━━━ EXTRACTED DATA

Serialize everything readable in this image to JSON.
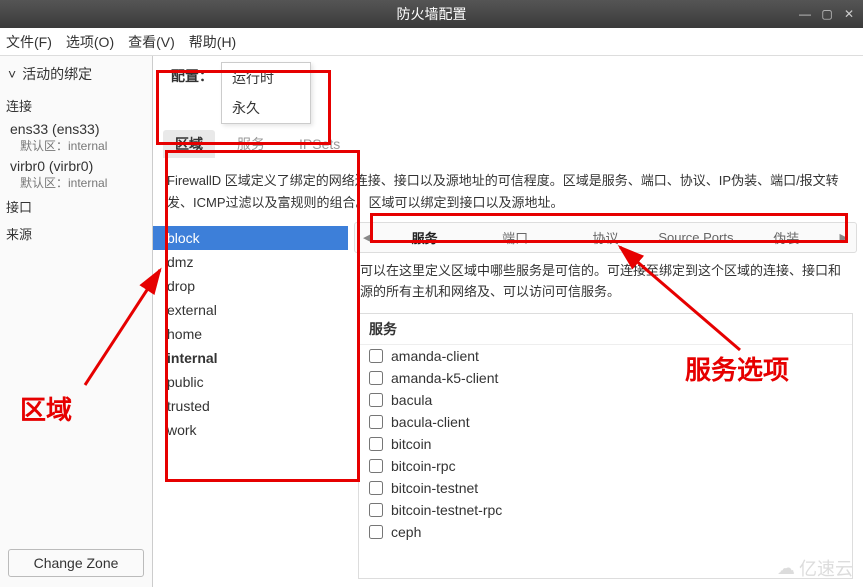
{
  "window": {
    "title": "防火墙配置"
  },
  "menu": {
    "file": "文件(F)",
    "options": "选项(O)",
    "view": "查看(V)",
    "help": "帮助(H)"
  },
  "left": {
    "active_bindings": "活动的绑定",
    "connections": "连接",
    "conn": [
      {
        "name": "ens33 (ens33)",
        "sub": "默认区：internal"
      },
      {
        "name": "virbr0 (virbr0)",
        "sub": "默认区：internal"
      }
    ],
    "interfaces": "接口",
    "sources": "来源",
    "change_zone": "Change Zone"
  },
  "config": {
    "label": "配置：",
    "opt_runtime": "运行时",
    "opt_permanent": "永久"
  },
  "maintabs": {
    "zone": "区域",
    "services": "服务",
    "ipsets": "IPSets"
  },
  "zone_desc": "FirewallD 区域定义了绑定的网络连接、接口以及源地址的可信程度。区域是服务、端口、协议、IP伪装、端口/报文转发、ICMP过滤以及富规则的组合。区域可以绑定到接口以及源地址。",
  "zones": [
    "block",
    "dmz",
    "drop",
    "external",
    "home",
    "internal",
    "public",
    "trusted",
    "work"
  ],
  "subtabs": {
    "service": "服务",
    "ports": "端口",
    "protocol": "协议",
    "source_ports": "Source Ports",
    "masq": "伪装"
  },
  "svc_desc": "可以在这里定义区域中哪些服务是可信的。可连接至绑定到这个区域的连接、接口和源的所有主机和网络及、可以访问可信服务。",
  "svc_header": "服务",
  "services": [
    "amanda-client",
    "amanda-k5-client",
    "bacula",
    "bacula-client",
    "bitcoin",
    "bitcoin-rpc",
    "bitcoin-testnet",
    "bitcoin-testnet-rpc",
    "ceph"
  ],
  "ann": {
    "zone": "区域",
    "svcopt": "服务选项"
  },
  "watermark": "亿速云"
}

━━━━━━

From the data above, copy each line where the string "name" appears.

        "name": "ens33 (ens33)",
        "name": "virbr0 (virbr0)",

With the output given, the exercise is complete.